**Your task:** Should the word "title" occur in a line of the records, copy that line.

**Listed records:**
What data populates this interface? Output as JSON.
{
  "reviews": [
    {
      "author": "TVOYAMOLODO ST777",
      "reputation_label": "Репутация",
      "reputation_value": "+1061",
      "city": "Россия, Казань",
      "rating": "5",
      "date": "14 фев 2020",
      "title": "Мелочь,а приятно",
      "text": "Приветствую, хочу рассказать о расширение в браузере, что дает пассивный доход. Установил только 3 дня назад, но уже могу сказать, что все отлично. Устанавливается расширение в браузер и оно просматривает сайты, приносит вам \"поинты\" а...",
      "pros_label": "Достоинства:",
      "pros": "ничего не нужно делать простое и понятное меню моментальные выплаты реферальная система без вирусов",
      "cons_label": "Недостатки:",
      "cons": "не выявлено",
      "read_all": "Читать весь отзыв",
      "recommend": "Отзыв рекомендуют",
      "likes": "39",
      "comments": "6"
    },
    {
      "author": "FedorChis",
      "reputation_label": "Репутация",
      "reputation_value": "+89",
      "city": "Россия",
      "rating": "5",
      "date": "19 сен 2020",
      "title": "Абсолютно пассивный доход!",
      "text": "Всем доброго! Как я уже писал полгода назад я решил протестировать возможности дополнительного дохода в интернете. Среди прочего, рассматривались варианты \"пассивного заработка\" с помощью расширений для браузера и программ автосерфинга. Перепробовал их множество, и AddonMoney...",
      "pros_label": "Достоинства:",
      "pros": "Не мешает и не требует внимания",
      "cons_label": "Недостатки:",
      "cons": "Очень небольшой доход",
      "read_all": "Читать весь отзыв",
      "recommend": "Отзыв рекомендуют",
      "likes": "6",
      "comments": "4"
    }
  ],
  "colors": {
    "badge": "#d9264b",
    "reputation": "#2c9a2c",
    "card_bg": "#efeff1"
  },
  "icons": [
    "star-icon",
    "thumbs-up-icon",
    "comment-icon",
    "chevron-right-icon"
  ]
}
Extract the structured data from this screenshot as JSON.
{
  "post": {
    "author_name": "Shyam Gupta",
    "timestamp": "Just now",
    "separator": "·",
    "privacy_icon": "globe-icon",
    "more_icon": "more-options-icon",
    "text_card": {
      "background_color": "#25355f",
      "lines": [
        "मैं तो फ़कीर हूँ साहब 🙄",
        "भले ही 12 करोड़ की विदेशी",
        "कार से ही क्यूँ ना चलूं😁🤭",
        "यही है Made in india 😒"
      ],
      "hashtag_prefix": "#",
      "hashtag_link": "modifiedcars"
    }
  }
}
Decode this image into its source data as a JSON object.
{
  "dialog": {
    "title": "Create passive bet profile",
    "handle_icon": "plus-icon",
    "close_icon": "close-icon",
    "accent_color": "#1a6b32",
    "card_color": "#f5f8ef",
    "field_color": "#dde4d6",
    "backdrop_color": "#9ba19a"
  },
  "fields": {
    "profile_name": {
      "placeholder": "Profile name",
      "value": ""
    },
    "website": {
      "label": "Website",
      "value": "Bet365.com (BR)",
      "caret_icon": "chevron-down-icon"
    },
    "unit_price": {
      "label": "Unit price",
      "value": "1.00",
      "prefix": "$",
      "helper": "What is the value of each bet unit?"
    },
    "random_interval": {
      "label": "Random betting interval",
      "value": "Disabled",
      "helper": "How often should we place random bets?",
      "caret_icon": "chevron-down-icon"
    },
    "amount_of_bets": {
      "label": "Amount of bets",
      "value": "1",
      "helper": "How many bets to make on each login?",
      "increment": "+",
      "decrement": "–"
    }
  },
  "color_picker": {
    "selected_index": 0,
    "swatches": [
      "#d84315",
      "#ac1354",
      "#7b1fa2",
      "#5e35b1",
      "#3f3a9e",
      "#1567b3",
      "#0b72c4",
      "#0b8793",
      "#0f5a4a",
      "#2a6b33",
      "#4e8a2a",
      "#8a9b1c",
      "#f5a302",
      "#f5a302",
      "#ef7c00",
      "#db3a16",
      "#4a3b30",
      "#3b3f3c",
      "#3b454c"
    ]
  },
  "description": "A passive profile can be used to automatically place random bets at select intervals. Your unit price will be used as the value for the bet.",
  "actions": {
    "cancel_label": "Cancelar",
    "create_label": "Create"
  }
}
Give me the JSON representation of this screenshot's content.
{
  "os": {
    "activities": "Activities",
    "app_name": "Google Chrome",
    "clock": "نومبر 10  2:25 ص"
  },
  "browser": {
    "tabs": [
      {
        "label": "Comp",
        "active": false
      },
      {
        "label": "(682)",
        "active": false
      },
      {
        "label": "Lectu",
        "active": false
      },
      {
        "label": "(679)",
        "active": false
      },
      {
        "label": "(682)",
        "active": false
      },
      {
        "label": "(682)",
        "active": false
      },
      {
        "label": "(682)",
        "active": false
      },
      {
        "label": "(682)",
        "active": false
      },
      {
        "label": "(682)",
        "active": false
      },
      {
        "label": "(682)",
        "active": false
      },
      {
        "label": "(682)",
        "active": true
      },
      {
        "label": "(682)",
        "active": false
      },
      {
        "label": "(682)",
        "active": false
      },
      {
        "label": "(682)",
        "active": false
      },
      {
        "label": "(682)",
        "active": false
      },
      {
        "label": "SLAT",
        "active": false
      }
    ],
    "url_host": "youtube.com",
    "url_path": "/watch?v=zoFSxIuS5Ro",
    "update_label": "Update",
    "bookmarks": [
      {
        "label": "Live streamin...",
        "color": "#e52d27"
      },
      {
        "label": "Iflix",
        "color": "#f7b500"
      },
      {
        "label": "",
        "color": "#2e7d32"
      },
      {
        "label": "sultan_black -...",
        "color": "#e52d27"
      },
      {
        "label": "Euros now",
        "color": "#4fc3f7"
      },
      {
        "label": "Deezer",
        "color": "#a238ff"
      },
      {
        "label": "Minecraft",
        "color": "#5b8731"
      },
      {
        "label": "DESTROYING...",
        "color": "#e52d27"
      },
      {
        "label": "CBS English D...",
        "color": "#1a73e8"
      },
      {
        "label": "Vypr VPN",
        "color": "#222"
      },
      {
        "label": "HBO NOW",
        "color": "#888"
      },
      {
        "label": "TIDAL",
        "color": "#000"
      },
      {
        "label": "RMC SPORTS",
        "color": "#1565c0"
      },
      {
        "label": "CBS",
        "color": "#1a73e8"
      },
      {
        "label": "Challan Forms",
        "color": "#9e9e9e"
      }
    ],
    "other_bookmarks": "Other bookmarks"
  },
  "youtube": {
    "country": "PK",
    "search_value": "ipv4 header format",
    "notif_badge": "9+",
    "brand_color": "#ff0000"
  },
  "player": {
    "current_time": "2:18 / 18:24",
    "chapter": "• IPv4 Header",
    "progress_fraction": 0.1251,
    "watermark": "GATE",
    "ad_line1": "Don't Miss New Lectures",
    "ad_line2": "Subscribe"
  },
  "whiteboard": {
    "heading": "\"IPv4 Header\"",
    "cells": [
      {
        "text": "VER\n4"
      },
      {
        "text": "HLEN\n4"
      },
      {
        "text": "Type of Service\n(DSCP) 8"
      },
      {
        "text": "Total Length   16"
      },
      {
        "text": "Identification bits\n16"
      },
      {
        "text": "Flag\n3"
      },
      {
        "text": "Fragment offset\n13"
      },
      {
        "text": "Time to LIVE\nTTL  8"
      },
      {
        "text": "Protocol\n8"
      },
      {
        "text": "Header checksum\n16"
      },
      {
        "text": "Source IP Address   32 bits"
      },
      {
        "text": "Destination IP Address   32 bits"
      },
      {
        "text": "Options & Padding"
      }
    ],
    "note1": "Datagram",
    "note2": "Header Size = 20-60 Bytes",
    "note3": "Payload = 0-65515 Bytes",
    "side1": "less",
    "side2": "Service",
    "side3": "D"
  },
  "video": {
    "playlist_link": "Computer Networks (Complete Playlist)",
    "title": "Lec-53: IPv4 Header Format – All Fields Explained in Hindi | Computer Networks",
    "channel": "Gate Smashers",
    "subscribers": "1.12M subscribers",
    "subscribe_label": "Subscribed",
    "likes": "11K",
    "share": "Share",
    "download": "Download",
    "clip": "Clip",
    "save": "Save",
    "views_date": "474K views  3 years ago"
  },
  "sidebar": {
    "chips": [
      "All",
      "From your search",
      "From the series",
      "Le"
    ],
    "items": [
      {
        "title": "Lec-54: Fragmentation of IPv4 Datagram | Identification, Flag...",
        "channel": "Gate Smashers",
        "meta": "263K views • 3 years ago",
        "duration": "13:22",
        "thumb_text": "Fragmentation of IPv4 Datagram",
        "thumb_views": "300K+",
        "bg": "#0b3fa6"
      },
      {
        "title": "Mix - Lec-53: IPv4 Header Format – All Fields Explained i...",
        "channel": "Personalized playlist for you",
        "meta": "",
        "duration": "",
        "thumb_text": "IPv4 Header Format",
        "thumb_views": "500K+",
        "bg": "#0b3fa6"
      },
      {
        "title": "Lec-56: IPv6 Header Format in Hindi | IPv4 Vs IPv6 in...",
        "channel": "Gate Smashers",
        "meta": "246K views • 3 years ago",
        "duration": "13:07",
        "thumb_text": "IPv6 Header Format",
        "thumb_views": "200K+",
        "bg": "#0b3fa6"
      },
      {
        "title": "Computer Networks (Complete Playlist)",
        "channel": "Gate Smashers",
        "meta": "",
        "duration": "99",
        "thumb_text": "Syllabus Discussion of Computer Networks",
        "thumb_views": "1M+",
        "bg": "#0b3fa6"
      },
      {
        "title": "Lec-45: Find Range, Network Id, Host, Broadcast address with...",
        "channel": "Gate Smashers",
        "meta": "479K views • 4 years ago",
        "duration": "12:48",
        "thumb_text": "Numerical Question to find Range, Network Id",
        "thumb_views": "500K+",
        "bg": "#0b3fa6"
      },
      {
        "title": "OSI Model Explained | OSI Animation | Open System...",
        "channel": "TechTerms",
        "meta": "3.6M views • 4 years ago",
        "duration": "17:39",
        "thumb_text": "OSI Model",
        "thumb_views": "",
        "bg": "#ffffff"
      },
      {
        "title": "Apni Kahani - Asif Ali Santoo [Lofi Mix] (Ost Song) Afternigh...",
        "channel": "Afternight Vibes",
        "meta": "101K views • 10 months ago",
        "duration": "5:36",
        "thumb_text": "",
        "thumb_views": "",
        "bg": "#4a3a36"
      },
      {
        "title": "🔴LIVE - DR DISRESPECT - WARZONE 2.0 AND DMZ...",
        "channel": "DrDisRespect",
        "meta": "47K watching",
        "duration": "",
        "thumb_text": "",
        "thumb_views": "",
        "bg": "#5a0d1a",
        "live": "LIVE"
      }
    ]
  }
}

**Task result:**
      "title": "Мелочь,а приятно",
      "title": "Абсолютно пассивный доход!",
    "title": "Create passive bet profile",
    "title": "Lec-53: IPv4 Header Format – All Fields Explained in Hindi | Computer Networks",
        "title": "Lec-54: Fragmentation of IPv4 Datagram | Identification, Flag...",
        "title": "Mix - Lec-53: IPv4 Header Format – All Fields Explained i...",
        "title": "Lec-56: IPv6 Header Format in Hindi | IPv4 Vs IPv6 in...",
        "title": "Computer Networks (Complete Playlist)",
        "title": "Lec-45: Find Range, Network Id, Host, Broadcast address with...",
        "title": "OSI Model Explained | OSI Animation | Open System...",
        "title": "Apni Kahani - Asif Ali Santoo [Lofi Mix] (Ost Song) Afternigh...",
        "title": "🔴LIVE - DR DISRESPECT - WARZONE 2.0 AND DMZ...",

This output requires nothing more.